(Material provided Opens)

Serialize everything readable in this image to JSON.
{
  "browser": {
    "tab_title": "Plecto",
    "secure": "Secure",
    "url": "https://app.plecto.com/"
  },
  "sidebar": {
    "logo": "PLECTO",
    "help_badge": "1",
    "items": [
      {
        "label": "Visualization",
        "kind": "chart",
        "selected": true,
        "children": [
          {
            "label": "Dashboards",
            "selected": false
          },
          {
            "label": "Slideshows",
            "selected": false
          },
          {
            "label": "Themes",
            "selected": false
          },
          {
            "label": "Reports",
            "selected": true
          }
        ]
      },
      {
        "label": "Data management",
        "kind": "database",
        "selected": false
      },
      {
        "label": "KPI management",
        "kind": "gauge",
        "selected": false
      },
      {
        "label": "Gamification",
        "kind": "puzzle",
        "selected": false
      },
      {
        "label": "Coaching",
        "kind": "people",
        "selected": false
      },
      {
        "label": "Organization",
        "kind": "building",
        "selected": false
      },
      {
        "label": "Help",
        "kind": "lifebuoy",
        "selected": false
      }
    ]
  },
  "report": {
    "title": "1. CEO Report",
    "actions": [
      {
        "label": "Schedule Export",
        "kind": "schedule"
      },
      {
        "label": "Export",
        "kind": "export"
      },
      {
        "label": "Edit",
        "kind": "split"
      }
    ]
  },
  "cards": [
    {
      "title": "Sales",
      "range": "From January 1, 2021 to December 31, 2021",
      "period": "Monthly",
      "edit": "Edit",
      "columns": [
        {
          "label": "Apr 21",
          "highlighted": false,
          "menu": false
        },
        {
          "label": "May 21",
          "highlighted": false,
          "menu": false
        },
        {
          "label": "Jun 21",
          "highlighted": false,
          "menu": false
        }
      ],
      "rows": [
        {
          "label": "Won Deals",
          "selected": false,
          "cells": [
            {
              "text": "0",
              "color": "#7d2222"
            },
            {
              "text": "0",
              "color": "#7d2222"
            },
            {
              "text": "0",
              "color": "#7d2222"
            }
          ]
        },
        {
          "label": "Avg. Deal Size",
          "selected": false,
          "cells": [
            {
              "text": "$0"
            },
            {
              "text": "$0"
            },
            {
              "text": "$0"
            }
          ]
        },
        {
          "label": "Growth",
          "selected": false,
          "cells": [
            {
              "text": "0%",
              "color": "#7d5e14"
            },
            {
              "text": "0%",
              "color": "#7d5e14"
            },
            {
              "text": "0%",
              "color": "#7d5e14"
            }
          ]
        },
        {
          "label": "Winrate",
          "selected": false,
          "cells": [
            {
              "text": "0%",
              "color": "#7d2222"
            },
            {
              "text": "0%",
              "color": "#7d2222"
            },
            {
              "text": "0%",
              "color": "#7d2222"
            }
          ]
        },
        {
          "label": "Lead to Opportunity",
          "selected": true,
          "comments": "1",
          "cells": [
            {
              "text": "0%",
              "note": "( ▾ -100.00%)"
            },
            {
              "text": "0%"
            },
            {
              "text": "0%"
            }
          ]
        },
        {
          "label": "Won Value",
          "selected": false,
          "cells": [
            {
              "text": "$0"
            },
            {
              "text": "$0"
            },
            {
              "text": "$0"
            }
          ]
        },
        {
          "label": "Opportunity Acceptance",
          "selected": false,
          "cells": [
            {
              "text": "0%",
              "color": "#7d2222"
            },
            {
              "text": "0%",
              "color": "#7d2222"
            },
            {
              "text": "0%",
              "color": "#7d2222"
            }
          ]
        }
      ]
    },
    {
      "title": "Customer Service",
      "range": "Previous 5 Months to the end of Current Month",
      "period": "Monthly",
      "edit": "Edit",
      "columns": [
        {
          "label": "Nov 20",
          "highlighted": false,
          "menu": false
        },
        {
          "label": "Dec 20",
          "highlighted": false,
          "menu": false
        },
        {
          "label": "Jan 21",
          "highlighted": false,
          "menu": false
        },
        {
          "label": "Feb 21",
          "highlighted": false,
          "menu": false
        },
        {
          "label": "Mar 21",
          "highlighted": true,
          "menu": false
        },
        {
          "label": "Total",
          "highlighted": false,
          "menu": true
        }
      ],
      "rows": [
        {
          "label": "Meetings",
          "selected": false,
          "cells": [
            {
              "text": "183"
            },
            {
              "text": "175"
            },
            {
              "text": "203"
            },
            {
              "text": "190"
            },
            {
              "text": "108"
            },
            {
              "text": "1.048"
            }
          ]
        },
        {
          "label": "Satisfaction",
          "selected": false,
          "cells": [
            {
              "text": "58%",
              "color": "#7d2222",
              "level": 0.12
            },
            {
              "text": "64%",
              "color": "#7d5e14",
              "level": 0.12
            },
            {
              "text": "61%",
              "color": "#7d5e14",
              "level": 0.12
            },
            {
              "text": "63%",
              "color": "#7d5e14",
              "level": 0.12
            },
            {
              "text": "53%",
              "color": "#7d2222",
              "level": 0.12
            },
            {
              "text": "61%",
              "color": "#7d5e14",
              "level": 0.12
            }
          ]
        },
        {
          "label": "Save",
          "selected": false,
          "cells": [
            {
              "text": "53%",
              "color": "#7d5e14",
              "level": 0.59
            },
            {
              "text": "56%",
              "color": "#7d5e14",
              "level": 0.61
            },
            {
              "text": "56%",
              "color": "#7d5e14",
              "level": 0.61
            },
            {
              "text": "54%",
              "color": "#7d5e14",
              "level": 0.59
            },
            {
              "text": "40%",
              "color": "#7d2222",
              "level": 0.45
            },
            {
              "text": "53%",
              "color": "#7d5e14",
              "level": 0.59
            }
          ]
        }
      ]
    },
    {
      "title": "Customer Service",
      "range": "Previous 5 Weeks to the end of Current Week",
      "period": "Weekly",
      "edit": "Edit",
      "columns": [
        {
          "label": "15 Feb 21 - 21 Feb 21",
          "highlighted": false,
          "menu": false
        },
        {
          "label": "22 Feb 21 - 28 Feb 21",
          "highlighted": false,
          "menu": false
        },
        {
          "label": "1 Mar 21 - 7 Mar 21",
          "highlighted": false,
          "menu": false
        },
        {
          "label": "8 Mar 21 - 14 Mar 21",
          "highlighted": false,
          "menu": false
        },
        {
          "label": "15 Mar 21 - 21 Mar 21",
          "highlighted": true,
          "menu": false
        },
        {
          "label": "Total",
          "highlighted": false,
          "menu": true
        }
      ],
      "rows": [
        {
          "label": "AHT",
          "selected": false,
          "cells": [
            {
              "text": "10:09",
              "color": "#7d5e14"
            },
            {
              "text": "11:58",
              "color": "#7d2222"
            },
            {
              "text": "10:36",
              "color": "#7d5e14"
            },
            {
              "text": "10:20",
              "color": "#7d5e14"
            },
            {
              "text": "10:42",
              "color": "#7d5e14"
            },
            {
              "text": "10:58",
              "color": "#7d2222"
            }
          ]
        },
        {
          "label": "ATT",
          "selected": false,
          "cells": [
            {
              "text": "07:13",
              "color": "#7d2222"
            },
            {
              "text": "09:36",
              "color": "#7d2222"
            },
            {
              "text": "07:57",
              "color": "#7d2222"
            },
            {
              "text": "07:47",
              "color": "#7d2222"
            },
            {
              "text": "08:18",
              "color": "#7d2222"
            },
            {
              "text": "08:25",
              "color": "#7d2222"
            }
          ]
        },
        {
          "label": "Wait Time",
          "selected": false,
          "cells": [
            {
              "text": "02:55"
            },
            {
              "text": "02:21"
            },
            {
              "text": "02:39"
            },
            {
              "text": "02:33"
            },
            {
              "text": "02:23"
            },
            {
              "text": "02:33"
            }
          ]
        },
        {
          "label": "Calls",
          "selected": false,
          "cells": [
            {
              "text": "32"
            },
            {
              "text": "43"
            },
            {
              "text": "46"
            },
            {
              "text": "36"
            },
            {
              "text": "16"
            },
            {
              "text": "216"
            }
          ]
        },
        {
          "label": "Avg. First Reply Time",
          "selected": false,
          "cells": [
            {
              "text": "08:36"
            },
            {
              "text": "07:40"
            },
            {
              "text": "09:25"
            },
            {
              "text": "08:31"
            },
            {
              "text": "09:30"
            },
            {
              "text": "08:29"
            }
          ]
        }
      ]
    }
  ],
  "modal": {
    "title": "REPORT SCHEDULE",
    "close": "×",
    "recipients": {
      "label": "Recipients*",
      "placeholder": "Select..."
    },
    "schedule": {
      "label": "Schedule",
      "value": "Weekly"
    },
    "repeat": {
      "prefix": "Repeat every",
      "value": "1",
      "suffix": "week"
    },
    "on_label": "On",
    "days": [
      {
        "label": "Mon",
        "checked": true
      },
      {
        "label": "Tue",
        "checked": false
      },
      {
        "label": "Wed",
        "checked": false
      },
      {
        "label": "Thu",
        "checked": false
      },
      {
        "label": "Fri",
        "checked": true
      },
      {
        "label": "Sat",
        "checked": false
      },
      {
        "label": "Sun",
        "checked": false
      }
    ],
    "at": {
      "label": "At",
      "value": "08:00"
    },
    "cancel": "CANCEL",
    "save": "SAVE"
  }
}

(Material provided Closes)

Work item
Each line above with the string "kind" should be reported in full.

Solution to this exercise
        "kind": "chart",
        "kind": "database",
        "kind": "gauge",
        "kind": "puzzle",
        "kind": "people",
        "kind": "building",
        "kind": "lifebuoy",
        "kind": "schedule"
        "kind": "export"
        "kind": "split"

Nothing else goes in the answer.